Activity » Each entry needs to be reproduced exactly as it is.

----

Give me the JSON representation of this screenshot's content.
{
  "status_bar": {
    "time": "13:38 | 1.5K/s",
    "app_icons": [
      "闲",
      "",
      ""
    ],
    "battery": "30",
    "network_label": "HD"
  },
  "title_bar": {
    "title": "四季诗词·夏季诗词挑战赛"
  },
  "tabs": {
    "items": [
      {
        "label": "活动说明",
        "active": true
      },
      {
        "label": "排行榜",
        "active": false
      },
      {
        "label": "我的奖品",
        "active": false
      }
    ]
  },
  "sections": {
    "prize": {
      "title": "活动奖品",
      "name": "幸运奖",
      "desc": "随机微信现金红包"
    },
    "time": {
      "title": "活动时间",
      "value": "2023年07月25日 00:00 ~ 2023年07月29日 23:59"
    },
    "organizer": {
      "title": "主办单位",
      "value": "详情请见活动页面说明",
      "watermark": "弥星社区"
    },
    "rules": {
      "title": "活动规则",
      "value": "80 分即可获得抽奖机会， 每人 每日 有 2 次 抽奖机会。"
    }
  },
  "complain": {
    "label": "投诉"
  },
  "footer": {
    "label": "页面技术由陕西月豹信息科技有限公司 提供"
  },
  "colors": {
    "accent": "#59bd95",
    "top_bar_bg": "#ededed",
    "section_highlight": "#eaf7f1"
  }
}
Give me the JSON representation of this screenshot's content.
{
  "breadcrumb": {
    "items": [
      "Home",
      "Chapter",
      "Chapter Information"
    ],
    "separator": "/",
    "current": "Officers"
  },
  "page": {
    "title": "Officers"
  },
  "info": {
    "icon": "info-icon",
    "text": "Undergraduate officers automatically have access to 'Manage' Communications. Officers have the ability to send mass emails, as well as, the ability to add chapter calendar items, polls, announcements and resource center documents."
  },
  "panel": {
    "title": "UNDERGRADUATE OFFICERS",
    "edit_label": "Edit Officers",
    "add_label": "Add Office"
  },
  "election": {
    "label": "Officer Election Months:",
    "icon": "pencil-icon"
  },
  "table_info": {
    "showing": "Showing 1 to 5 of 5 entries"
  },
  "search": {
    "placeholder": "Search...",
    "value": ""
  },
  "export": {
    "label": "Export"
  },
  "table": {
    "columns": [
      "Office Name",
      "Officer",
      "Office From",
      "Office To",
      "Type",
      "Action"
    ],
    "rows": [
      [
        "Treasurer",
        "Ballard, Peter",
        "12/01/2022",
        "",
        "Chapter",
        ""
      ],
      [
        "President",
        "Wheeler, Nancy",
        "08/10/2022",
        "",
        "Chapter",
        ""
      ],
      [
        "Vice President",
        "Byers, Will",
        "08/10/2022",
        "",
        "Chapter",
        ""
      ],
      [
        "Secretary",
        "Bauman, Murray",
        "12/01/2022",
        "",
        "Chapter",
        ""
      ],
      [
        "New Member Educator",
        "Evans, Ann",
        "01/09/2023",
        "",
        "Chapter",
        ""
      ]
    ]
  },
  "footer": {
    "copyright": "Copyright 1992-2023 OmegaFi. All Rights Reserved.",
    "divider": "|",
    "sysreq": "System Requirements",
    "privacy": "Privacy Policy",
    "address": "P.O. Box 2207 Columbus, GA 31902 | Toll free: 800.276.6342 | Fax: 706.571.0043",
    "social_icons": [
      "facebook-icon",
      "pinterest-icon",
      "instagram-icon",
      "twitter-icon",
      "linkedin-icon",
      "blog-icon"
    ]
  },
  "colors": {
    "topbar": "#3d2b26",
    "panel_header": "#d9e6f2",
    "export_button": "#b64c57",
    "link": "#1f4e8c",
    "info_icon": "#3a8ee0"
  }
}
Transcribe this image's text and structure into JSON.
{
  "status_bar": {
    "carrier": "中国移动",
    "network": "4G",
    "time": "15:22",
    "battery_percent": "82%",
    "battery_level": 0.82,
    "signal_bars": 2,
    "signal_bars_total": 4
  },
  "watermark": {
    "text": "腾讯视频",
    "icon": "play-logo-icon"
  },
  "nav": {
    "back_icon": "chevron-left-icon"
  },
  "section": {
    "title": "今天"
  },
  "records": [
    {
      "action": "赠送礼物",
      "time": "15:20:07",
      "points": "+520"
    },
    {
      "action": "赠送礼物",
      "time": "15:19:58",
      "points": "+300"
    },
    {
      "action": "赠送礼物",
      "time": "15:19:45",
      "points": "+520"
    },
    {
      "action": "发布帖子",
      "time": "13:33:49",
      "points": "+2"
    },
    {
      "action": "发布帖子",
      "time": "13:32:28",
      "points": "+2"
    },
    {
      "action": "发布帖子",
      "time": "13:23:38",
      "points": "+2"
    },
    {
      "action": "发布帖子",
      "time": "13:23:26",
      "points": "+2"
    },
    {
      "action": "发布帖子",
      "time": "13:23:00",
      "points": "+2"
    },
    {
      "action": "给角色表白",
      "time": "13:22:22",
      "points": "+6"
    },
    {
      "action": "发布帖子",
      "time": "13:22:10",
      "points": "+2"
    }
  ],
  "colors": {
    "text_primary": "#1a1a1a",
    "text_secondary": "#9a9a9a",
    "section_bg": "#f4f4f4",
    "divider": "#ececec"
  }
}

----

Response to the exercise »
Give me the JSON representation of this screenshot's content.
{
  "status_bar": {
    "time": "13:38 | 1.5K/s",
    "app_icons": [
      "闲",
      "",
      ""
    ],
    "battery": "30",
    "network_label": "HD"
  },
  "title_bar": {
    "title": "四季诗词·夏季诗词挑战赛"
  },
  "tabs": {
    "items": [
      {
        "label": "活动说明",
        "active": true
      },
      {
        "label": "排行榜",
        "active": false
      },
      {
        "label": "我的奖品",
        "active": false
      }
    ]
  },
  "sections": {
    "prize": {
      "title": "活动奖品",
      "name": "幸运奖",
      "desc": "随机微信现金红包"
    },
    "time": {
      "title": "活动时间",
      "value": "2023年07月25日 00:00 ~ 2023年07月29日 23:59"
    },
    "organizer": {
      "title": "主办单位",
      "value": "详情请见活动页面说明",
      "watermark": "弥星社区"
    },
    "rules": {
      "title": "活动规则",
      "value": "80 分即可获得抽奖机会， 每人 每日 有 2 次 抽奖机会。"
    }
  },
  "complain": {
    "label": "投诉"
  },
  "footer": {
    "label": "页面技术由陕西月豹信息科技有限公司 提供"
  },
  "colors": {
    "accent": "#59bd95",
    "top_bar_bg": "#ededed",
    "section_highlight": "#eaf7f1"
  }
}
Give me the JSON representation of this screenshot's content.
{
  "breadcrumb": {
    "items": [
      "Home",
      "Chapter",
      "Chapter Information"
    ],
    "separator": "/",
    "current": "Officers"
  },
  "page": {
    "title": "Officers"
  },
  "info": {
    "icon": "info-icon",
    "text": "Undergraduate officers automatically have access to 'Manage' Communications. Officers have the ability to send mass emails, as well as, the ability to add chapter calendar items, polls, announcements and resource center documents."
  },
  "panel": {
    "title": "UNDERGRADUATE OFFICERS",
    "edit_label": "Edit Officers",
    "add_label": "Add Office"
  },
  "election": {
    "label": "Officer Election Months:",
    "icon": "pencil-icon"
  },
  "table_info": {
    "showing": "Showing 1 to 5 of 5 entries"
  },
  "search": {
    "placeholder": "Search...",
    "value": ""
  },
  "export": {
    "label": "Export"
  },
  "table": {
    "columns": [
      "Office Name",
      "Officer",
      "Office From",
      "Office To",
      "Type",
      "Action"
    ],
    "rows": [
      [
        "Treasurer",
        "Ballard, Peter",
        "12/01/2022",
        "",
        "Chapter",
        ""
      ],
      [
        "President",
        "Wheeler, Nancy",
        "08/10/2022",
        "",
        "Chapter",
        ""
      ],
      [
        "Vice President",
        "Byers, Will",
        "08/10/2022",
        "",
        "Chapter",
        ""
      ],
      [
        "Secretary",
        "Bauman, Murray",
        "12/01/2022",
        "",
        "Chapter",
        ""
      ],
      [
        "New Member Educator",
        "Evans, Ann",
        "01/09/2023",
        "",
        "Chapter",
        ""
      ]
    ]
  },
  "footer": {
    "copyright": "Copyright 1992-2023 OmegaFi. All Rights Reserved.",
    "divider": "|",
    "sysreq": "System Requirements",
    "privacy": "Privacy Policy",
    "address": "P.O. Box 2207 Columbus, GA 31902 | Toll free: 800.276.6342 | Fax: 706.571.0043",
    "social_icons": [
      "facebook-icon",
      "pinterest-icon",
      "instagram-icon",
      "twitter-icon",
      "linkedin-icon",
      "blog-icon"
    ]
  },
  "colors": {
    "topbar": "#3d2b26",
    "panel_header": "#d9e6f2",
    "export_button": "#b64c57",
    "link": "#1f4e8c",
    "info_icon": "#3a8ee0"
  }
}
Transcribe this image's text and structure into JSON.
{
  "status_bar": {
    "carrier": "中国移动",
    "network": "4G",
    "time": "15:22",
    "battery_percent": "82%",
    "battery_level": 0.82,
    "signal_bars": 2,
    "signal_bars_total": 4
  },
  "watermark": {
    "text": "腾讯视频",
    "icon": "play-logo-icon"
  },
  "nav": {
    "back_icon": "chevron-left-icon"
  },
  "section": {
    "title": "今天"
  },
  "records": [
    {
      "action": "赠送礼物",
      "time": "15:20:07",
      "points": "+520"
    },
    {
      "action": "赠送礼物",
      "time": "15:19:58",
      "points": "+300"
    },
    {
      "action": "赠送礼物",
      "time": "15:19:45",
      "points": "+520"
    },
    {
      "action": "发布帖子",
      "time": "13:33:49",
      "points": "+2"
    },
    {
      "action": "发布帖子",
      "time": "13:32:28",
      "points": "+2"
    },
    {
      "action": "发布帖子",
      "time": "13:23:38",
      "points": "+2"
    },
    {
      "action": "发布帖子",
      "time": "13:23:26",
      "points": "+2"
    },
    {
      "action": "发布帖子",
      "time": "13:23:00",
      "points": "+2"
    },
    {
      "action": "给角色表白",
      "time": "13:22:22",
      "points": "+6"
    },
    {
      "action": "发布帖子",
      "time": "13:22:10",
      "points": "+2"
    }
  ],
  "colors": {
    "text_primary": "#1a1a1a",
    "text_secondary": "#9a9a9a",
    "section_bg": "#f4f4f4",
    "divider": "#ececec"
  }
}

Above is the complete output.